[TASK DIRECTIONS]: Take each line of the entries below that contains "icon" and copy it.

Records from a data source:
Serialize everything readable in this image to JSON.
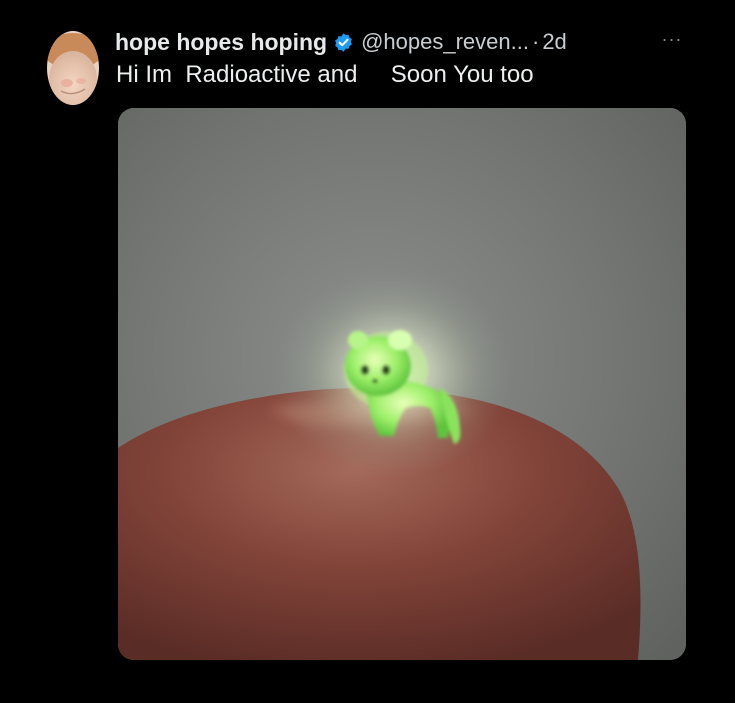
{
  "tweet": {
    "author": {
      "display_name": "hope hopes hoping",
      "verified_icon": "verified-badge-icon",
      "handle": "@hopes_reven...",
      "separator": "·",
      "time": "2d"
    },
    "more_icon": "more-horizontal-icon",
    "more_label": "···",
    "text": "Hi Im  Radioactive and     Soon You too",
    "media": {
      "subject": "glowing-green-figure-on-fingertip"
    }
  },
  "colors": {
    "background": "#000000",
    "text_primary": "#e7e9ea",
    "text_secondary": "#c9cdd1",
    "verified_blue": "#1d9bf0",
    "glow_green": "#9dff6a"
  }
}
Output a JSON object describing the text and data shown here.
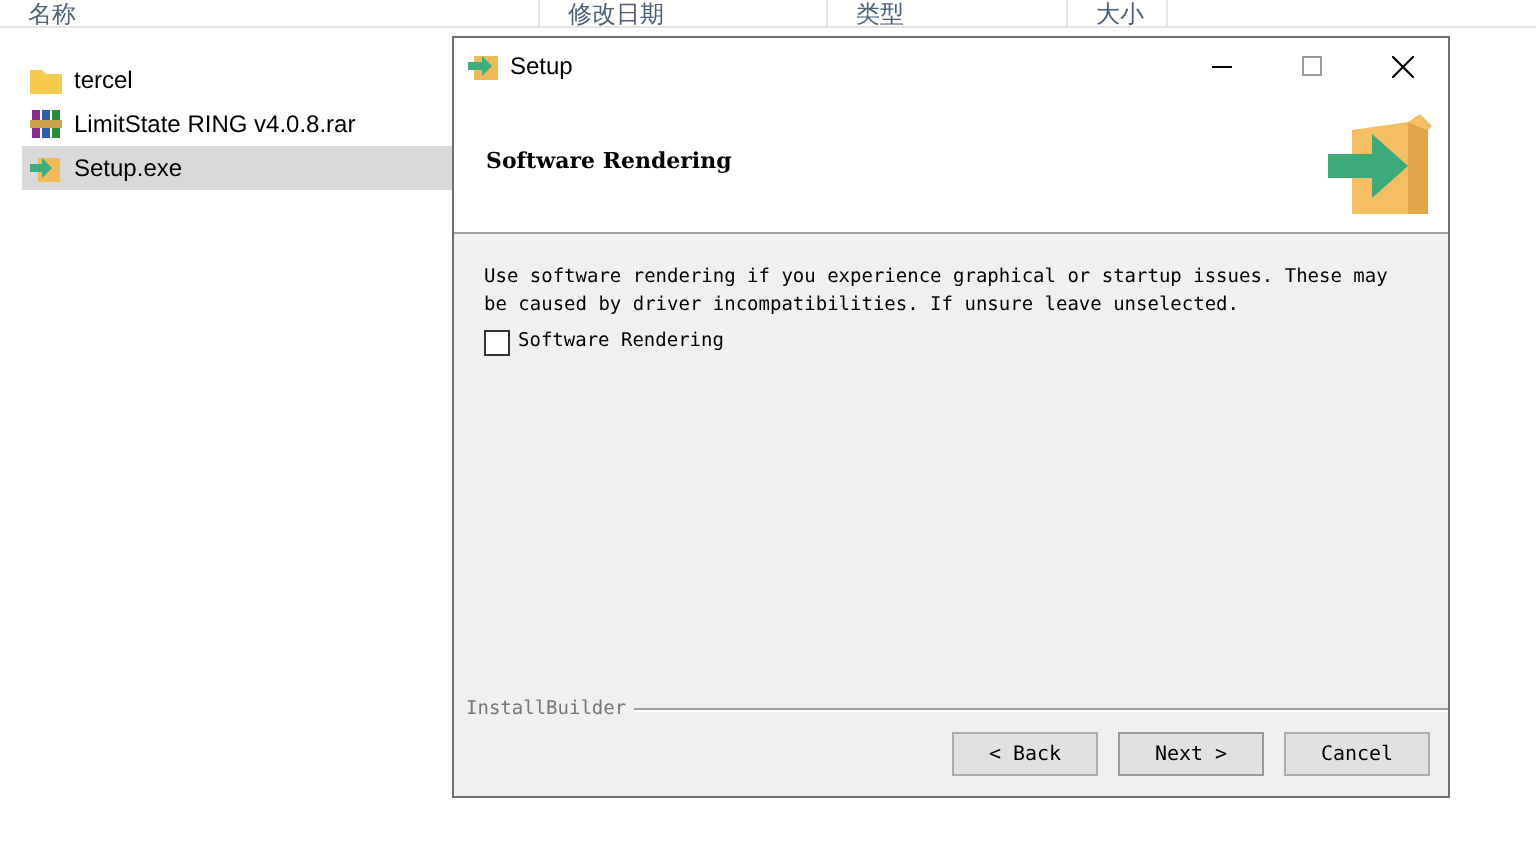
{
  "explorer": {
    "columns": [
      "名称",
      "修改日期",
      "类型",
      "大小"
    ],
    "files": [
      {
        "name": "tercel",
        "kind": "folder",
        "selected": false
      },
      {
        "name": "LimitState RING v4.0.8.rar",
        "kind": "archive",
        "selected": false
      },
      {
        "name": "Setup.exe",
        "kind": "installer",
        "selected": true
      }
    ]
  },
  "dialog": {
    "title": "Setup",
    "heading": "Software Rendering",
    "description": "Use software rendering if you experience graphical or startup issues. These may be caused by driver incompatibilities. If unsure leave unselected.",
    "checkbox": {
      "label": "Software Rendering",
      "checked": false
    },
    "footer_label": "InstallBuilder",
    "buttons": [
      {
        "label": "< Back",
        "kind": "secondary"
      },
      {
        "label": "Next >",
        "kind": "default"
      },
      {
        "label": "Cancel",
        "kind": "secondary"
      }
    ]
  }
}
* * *
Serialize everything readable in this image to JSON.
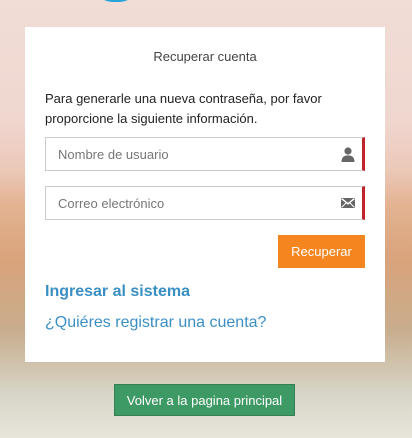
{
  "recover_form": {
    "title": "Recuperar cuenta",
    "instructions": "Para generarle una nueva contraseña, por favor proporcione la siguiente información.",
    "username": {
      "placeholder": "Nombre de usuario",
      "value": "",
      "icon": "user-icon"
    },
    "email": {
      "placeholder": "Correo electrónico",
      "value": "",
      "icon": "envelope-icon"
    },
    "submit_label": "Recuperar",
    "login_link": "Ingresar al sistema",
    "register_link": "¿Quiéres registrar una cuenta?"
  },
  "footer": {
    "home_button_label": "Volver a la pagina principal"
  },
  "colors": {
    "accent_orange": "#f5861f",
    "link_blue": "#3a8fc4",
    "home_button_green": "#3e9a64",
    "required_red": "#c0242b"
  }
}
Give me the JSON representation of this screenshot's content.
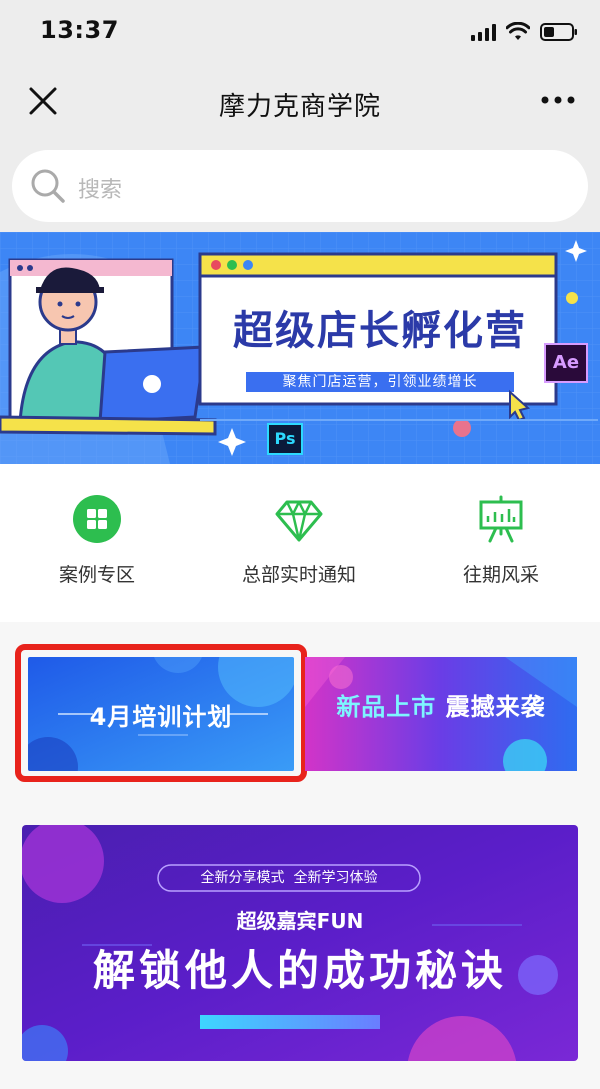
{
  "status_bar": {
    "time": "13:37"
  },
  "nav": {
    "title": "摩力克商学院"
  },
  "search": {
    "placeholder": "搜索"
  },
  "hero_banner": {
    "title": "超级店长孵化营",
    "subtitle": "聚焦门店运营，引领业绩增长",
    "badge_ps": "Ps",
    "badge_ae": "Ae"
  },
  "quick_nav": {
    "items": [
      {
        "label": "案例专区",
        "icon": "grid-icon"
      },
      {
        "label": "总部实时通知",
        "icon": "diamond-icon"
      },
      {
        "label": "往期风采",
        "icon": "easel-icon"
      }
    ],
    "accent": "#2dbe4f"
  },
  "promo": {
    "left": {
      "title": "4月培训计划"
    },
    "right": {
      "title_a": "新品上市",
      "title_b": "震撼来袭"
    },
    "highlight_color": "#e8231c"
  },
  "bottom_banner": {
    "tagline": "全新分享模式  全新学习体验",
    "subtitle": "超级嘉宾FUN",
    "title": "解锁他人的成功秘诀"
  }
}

[ANSWER SECTION]:
      "verified_icon": "verified-badge-icon",
    "more_icon": "more-horizontal-icon",
      "icon": "user-icon"
      "icon": "envelope-icon"
        "icon": "grid-icon"
        "icon": "diamond-icon"
        "icon": "easel-icon"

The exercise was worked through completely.